**Task prompt**
Please output each line of the data exactly as it appears.

App and web page records
★ ★ ★ ★ ★ ★ ★
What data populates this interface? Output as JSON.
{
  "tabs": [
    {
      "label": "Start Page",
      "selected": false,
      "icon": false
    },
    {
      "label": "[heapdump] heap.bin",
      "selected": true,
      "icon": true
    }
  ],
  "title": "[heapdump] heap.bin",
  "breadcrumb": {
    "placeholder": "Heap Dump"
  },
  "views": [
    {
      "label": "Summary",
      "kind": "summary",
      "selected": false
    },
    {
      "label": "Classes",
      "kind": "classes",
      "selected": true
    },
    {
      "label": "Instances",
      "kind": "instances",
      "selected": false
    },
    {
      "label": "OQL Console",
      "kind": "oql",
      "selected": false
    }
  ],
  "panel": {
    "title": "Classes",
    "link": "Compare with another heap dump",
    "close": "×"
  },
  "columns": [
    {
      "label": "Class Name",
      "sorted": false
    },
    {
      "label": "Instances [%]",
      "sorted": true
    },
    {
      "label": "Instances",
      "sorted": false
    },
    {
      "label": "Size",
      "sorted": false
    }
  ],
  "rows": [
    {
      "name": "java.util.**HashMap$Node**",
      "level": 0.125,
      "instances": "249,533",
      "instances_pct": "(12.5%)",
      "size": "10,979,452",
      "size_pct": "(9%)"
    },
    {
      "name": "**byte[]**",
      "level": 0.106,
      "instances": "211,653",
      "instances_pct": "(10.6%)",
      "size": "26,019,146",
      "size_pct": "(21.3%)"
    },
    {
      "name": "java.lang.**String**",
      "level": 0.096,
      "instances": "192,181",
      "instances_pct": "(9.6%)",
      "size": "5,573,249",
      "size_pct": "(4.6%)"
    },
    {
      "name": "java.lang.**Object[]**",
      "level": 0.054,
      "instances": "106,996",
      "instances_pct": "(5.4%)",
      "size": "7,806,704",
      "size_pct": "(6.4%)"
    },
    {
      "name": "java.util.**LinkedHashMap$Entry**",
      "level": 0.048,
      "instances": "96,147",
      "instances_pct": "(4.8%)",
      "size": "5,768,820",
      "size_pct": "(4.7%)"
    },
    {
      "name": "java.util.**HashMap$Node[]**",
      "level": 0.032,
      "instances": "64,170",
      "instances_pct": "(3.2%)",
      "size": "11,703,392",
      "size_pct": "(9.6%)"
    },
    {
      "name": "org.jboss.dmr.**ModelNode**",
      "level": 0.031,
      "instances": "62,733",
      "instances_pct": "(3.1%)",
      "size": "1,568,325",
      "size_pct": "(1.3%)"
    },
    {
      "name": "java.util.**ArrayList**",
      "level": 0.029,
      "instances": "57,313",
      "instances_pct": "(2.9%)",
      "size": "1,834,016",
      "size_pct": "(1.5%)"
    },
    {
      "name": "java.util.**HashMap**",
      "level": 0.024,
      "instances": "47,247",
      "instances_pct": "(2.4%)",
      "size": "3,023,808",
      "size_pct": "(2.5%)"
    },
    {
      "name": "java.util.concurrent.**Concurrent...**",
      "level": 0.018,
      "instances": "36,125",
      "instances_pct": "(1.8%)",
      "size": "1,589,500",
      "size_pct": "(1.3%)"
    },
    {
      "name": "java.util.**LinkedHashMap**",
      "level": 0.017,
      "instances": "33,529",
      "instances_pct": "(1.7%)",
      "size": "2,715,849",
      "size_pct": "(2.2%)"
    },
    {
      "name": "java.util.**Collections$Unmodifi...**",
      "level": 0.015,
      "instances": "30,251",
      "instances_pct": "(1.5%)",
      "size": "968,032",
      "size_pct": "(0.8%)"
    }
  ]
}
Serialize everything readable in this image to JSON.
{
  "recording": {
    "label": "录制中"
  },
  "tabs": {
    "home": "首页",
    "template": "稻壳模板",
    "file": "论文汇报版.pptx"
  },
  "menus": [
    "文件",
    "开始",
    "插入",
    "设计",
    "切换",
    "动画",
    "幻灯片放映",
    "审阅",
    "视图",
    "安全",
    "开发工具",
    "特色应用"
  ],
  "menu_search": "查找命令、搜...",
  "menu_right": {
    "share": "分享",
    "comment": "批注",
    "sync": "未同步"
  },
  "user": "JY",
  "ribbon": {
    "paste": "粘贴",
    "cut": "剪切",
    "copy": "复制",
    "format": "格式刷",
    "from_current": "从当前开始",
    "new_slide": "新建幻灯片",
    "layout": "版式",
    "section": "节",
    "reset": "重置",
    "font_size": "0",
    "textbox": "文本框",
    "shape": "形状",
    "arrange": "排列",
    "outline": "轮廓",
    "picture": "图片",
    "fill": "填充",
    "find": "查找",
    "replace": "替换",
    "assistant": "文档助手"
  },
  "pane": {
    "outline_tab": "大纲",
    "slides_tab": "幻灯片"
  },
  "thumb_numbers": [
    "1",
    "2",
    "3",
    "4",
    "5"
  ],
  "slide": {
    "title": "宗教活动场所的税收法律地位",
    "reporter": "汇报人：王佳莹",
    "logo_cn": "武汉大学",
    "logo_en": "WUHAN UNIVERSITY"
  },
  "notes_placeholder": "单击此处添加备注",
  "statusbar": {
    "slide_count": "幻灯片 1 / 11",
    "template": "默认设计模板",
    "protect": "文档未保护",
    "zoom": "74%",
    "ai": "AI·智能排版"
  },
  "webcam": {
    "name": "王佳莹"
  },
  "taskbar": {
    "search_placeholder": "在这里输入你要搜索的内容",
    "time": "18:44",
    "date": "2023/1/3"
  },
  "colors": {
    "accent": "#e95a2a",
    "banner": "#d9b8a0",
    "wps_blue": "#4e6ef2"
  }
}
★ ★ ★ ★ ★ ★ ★
**Answer space**
What data populates this interface? Output as JSON.
{
  "tabs": [
    {
      "label": "Start Page",
      "selected": false,
      "icon": false
    },
    {
      "label": "[heapdump] heap.bin",
      "selected": true,
      "icon": true
    }
  ],
  "title": "[heapdump] heap.bin",
  "breadcrumb": {
    "placeholder": "Heap Dump"
  },
  "views": [
    {
      "label": "Summary",
      "kind": "summary",
      "selected": false
    },
    {
      "label": "Classes",
      "kind": "classes",
      "selected": true
    },
    {
      "label": "Instances",
      "kind": "instances",
      "selected": false
    },
    {
      "label": "OQL Console",
      "kind": "oql",
      "selected": false
    }
  ],
  "panel": {
    "title": "Classes",
    "link": "Compare with another heap dump",
    "close": "×"
  },
  "columns": [
    {
      "label": "Class Name",
      "sorted": false
    },
    {
      "label": "Instances [%]",
      "sorted": true
    },
    {
      "label": "Instances",
      "sorted": false
    },
    {
      "label": "Size",
      "sorted": false
    }
  ],
  "rows": [
    {
      "name": "java.util.**HashMap$Node**",
      "level": 0.125,
      "instances": "249,533",
      "instances_pct": "(12.5%)",
      "size": "10,979,452",
      "size_pct": "(9%)"
    },
    {
      "name": "**byte[]**",
      "level": 0.106,
      "instances": "211,653",
      "instances_pct": "(10.6%)",
      "size": "26,019,146",
      "size_pct": "(21.3%)"
    },
    {
      "name": "java.lang.**String**",
      "level": 0.096,
      "instances": "192,181",
      "instances_pct": "(9.6%)",
      "size": "5,573,249",
      "size_pct": "(4.6%)"
    },
    {
      "name": "java.lang.**Object[]**",
      "level": 0.054,
      "instances": "106,996",
      "instances_pct": "(5.4%)",
      "size": "7,806,704",
      "size_pct": "(6.4%)"
    },
    {
      "name": "java.util.**LinkedHashMap$Entry**",
      "level": 0.048,
      "instances": "96,147",
      "instances_pct": "(4.8%)",
      "size": "5,768,820",
      "size_pct": "(4.7%)"
    },
    {
      "name": "java.util.**HashMap$Node[]**",
      "level": 0.032,
      "instances": "64,170",
      "instances_pct": "(3.2%)",
      "size": "11,703,392",
      "size_pct": "(9.6%)"
    },
    {
      "name": "org.jboss.dmr.**ModelNode**",
      "level": 0.031,
      "instances": "62,733",
      "instances_pct": "(3.1%)",
      "size": "1,568,325",
      "size_pct": "(1.3%)"
    },
    {
      "name": "java.util.**ArrayList**",
      "level": 0.029,
      "instances": "57,313",
      "instances_pct": "(2.9%)",
      "size": "1,834,016",
      "size_pct": "(1.5%)"
    },
    {
      "name": "java.util.**HashMap**",
      "level": 0.024,
      "instances": "47,247",
      "instances_pct": "(2.4%)",
      "size": "3,023,808",
      "size_pct": "(2.5%)"
    },
    {
      "name": "java.util.concurrent.**Concurrent...**",
      "level": 0.018,
      "instances": "36,125",
      "instances_pct": "(1.8%)",
      "size": "1,589,500",
      "size_pct": "(1.3%)"
    },
    {
      "name": "java.util.**LinkedHashMap**",
      "level": 0.017,
      "instances": "33,529",
      "instances_pct": "(1.7%)",
      "size": "2,715,849",
      "size_pct": "(2.2%)"
    },
    {
      "name": "java.util.**Collections$Unmodifi...**",
      "level": 0.015,
      "instances": "30,251",
      "instances_pct": "(1.5%)",
      "size": "968,032",
      "size_pct": "(0.8%)"
    }
  ]
}
Serialize everything readable in this image to JSON.
{
  "recording": {
    "label": "录制中"
  },
  "tabs": {
    "home": "首页",
    "template": "稻壳模板",
    "file": "论文汇报版.pptx"
  },
  "menus": [
    "文件",
    "开始",
    "插入",
    "设计",
    "切换",
    "动画",
    "幻灯片放映",
    "审阅",
    "视图",
    "安全",
    "开发工具",
    "特色应用"
  ],
  "menu_search": "查找命令、搜...",
  "menu_right": {
    "share": "分享",
    "comment": "批注",
    "sync": "未同步"
  },
  "user": "JY",
  "ribbon": {
    "paste": "粘贴",
    "cut": "剪切",
    "copy": "复制",
    "format": "格式刷",
    "from_current": "从当前开始",
    "new_slide": "新建幻灯片",
    "layout": "版式",
    "section": "节",
    "reset": "重置",
    "font_size": "0",
    "textbox": "文本框",
    "shape": "形状",
    "arrange": "排列",
    "outline": "轮廓",
    "picture": "图片",
    "fill": "填充",
    "find": "查找",
    "replace": "替换",
    "assistant": "文档助手"
  },
  "pane": {
    "outline_tab": "大纲",
    "slides_tab": "幻灯片"
  },
  "thumb_numbers": [
    "1",
    "2",
    "3",
    "4",
    "5"
  ],
  "slide": {
    "title": "宗教活动场所的税收法律地位",
    "reporter": "汇报人：王佳莹",
    "logo_cn": "武汉大学",
    "logo_en": "WUHAN UNIVERSITY"
  },
  "notes_placeholder": "单击此处添加备注",
  "statusbar": {
    "slide_count": "幻灯片 1 / 11",
    "template": "默认设计模板",
    "protect": "文档未保护",
    "zoom": "74%",
    "ai": "AI·智能排版"
  },
  "webcam": {
    "name": "王佳莹"
  },
  "taskbar": {
    "search_placeholder": "在这里输入你要搜索的内容",
    "time": "18:44",
    "date": "2023/1/3"
  },
  "colors": {
    "accent": "#e95a2a",
    "banner": "#d9b8a0",
    "wps_blue": "#4e6ef2"
  }
}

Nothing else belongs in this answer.